A resume can give you the basics of someone’s employment history: where they’ve worked, how long they’ve been there, and so on. But it doesn’t do much in the way of communicating that person’s story. How did they end up in their current position? What inspired them to pursue this industry in the first place? If they took time off, why did they do so, and what did they spend that time doing?
In his book, Nossel shares the story of a woman working in pharmaceutical research. When asked to give a sales presentation about a medication she’s been working on, the woman does more than spew facts and figures. She talks about her own father, who spent years working as a doctor in China before being diagnosed with Alzheimer’s. Eventually, her father had to stop practicing medicine, but if he’d had the drug she’s been developing, he could have continued to see patients. In fact, he could potentially still be treating them now.
Stories like this can tell you much more about a person—about their passions, motivations, and work ethic—than a piece of paper ever could.

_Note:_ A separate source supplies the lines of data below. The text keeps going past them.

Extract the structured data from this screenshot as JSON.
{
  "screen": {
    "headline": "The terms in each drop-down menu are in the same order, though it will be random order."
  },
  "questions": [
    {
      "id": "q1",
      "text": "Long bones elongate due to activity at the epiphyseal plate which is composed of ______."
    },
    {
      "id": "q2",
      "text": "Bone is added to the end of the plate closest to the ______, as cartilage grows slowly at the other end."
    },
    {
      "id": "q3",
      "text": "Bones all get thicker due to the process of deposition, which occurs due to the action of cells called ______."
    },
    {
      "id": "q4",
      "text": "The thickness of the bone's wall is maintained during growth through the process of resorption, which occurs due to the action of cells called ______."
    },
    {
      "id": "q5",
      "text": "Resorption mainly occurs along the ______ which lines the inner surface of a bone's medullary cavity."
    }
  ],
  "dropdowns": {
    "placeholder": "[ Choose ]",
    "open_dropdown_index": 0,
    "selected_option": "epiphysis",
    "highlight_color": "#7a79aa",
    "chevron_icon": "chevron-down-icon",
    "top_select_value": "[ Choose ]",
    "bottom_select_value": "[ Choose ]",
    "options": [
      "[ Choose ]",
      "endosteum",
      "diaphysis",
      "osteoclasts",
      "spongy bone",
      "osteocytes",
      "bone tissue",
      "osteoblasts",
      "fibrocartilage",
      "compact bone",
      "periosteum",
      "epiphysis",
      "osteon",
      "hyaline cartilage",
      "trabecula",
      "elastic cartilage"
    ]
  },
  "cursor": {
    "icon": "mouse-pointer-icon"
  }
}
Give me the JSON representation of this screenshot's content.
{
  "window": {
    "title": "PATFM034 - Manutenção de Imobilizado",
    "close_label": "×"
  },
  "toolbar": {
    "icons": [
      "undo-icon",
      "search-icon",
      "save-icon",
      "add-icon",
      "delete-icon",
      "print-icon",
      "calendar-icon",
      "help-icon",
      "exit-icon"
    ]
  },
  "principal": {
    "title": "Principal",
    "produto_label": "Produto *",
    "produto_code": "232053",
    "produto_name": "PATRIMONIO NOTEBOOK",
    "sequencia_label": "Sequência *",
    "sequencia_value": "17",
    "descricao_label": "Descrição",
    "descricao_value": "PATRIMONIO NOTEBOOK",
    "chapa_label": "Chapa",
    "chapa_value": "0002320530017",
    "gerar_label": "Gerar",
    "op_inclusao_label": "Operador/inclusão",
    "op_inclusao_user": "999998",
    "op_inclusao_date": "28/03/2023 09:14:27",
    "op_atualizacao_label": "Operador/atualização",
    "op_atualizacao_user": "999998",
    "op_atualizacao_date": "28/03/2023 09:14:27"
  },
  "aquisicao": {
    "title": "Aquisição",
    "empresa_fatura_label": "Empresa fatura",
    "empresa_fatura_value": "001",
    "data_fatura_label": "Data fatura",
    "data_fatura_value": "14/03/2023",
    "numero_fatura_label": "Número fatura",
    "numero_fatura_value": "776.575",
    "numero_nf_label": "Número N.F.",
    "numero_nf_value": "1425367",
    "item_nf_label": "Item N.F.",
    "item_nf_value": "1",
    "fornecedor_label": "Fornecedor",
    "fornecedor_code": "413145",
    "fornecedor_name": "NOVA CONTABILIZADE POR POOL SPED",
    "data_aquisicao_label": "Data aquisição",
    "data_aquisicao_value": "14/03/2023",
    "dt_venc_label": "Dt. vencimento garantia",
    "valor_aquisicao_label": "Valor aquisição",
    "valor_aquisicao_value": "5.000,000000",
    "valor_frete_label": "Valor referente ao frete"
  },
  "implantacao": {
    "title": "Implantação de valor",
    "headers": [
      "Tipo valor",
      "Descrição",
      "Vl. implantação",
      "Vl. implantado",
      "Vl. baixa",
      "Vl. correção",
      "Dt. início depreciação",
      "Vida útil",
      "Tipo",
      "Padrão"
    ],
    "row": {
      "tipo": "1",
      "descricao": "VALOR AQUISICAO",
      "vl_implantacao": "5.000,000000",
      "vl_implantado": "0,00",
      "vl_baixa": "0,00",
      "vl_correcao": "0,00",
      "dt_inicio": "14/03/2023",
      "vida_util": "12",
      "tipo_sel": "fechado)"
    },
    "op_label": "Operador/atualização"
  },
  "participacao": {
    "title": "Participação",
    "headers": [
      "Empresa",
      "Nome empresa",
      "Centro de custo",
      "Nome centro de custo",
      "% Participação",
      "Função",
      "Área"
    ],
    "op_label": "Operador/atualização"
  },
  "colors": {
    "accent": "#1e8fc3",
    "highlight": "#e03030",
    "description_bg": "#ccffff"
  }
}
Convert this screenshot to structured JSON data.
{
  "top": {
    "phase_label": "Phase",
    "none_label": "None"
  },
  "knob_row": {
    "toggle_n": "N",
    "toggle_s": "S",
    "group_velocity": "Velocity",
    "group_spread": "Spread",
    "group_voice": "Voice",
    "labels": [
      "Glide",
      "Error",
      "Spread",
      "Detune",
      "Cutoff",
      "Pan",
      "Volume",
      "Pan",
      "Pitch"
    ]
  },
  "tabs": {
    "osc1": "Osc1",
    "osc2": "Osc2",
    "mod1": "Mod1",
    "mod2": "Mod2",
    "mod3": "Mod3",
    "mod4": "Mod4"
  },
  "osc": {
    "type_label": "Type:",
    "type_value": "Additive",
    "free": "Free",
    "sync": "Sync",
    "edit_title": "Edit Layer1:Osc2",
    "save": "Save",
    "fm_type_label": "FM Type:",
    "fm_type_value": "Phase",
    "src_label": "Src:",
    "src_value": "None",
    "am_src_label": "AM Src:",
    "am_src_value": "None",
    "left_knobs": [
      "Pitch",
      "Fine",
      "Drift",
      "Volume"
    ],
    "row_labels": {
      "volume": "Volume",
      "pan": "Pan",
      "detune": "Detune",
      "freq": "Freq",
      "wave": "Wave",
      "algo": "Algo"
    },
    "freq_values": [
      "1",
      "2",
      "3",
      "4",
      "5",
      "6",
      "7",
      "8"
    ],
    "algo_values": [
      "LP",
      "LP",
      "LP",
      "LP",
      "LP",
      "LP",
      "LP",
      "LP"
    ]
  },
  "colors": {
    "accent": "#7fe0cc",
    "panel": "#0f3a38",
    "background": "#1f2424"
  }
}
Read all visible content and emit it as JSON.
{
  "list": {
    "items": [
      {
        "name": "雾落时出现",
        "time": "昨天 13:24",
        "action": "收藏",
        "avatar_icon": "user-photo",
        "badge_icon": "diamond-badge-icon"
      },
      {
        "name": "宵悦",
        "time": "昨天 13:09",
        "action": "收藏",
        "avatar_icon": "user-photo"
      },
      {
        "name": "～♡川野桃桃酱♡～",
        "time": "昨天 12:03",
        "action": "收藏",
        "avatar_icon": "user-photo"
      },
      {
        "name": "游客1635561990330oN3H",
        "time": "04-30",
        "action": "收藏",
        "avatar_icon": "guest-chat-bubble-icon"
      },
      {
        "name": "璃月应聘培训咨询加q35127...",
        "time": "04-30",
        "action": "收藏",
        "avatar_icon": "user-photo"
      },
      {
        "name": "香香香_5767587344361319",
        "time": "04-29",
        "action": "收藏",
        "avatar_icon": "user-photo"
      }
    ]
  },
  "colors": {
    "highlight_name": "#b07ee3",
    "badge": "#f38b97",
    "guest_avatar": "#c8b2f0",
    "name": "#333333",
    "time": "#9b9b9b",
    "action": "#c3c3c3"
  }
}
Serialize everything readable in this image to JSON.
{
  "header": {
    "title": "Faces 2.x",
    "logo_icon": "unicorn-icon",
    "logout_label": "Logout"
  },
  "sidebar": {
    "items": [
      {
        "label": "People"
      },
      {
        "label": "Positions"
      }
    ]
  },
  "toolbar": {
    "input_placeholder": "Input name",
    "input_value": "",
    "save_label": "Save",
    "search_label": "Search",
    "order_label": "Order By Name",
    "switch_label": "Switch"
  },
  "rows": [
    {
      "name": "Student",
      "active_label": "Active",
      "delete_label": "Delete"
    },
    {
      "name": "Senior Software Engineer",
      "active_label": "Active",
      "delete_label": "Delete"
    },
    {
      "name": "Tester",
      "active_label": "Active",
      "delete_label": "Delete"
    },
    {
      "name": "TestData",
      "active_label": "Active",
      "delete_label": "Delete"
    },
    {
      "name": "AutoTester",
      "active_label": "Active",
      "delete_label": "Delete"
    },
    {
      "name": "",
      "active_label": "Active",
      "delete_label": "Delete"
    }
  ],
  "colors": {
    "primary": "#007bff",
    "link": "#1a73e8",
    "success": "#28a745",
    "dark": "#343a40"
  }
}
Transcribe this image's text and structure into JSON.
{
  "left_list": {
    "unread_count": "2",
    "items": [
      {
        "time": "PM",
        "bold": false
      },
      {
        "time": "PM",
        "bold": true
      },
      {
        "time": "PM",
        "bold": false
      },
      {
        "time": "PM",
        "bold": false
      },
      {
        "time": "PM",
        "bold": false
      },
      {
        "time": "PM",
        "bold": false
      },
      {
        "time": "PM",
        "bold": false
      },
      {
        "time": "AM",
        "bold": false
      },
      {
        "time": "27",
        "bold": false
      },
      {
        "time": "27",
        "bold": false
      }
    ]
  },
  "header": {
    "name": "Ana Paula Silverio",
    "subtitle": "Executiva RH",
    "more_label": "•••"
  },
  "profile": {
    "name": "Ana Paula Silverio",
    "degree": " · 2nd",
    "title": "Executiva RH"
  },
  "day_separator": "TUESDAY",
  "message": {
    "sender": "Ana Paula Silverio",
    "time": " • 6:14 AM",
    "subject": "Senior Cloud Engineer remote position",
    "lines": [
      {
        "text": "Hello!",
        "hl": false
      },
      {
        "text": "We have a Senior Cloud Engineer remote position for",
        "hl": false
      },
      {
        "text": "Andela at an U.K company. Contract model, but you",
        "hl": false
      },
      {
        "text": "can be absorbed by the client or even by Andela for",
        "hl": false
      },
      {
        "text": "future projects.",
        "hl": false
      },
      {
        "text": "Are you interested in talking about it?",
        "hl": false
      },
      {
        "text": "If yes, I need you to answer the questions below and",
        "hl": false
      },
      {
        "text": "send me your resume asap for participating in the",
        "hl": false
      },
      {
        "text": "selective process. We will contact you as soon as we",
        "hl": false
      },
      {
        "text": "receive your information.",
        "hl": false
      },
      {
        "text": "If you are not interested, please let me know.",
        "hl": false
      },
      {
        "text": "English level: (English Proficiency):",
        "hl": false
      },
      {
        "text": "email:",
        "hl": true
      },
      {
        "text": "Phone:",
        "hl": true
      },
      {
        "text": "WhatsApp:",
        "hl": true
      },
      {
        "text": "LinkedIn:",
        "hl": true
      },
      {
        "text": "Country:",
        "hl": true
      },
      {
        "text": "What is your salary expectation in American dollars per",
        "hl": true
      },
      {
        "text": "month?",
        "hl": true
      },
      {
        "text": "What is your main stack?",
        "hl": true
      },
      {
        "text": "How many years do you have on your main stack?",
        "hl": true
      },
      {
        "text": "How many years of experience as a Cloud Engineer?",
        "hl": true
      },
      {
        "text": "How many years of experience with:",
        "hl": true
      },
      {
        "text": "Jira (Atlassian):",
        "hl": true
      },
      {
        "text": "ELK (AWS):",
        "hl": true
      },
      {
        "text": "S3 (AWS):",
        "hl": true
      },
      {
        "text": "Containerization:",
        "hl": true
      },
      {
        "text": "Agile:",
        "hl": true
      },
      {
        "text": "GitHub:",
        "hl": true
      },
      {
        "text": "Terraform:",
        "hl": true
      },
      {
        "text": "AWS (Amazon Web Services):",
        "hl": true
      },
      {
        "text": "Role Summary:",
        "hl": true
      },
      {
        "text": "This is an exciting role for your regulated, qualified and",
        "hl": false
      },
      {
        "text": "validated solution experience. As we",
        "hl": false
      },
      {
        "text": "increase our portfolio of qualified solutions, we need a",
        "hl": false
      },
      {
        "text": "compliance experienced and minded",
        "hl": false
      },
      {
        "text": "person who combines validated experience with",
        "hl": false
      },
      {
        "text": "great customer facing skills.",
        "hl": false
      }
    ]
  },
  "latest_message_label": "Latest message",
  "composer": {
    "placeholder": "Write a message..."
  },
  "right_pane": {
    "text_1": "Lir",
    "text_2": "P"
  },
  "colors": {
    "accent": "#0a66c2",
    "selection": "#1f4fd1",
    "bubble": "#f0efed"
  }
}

- When you disagree with, well, anyone.
When Nossel was working in South Africa, he administered a storytelling class to a group of men and women. Some of the women in the group began crying while sharing their stories, and Nossel says one of the men responded by saying, “This is the problem with women—they are so weak, so emotional.” Before too long, the group was uproarious. So Nossel interrupted to ask the man to share his story.
The man spoke of his childhood—he started looking after the family’s livestock at 5 years old. When his sisters were sent to school, he was left in the pastures; when his sisters were given shoes to wear each day, he was left barefoot. He eventually reached the conclusion that women were weak and men were strong—an undoubtedly contentious statement, but one the women were able to better understand after hearing his story.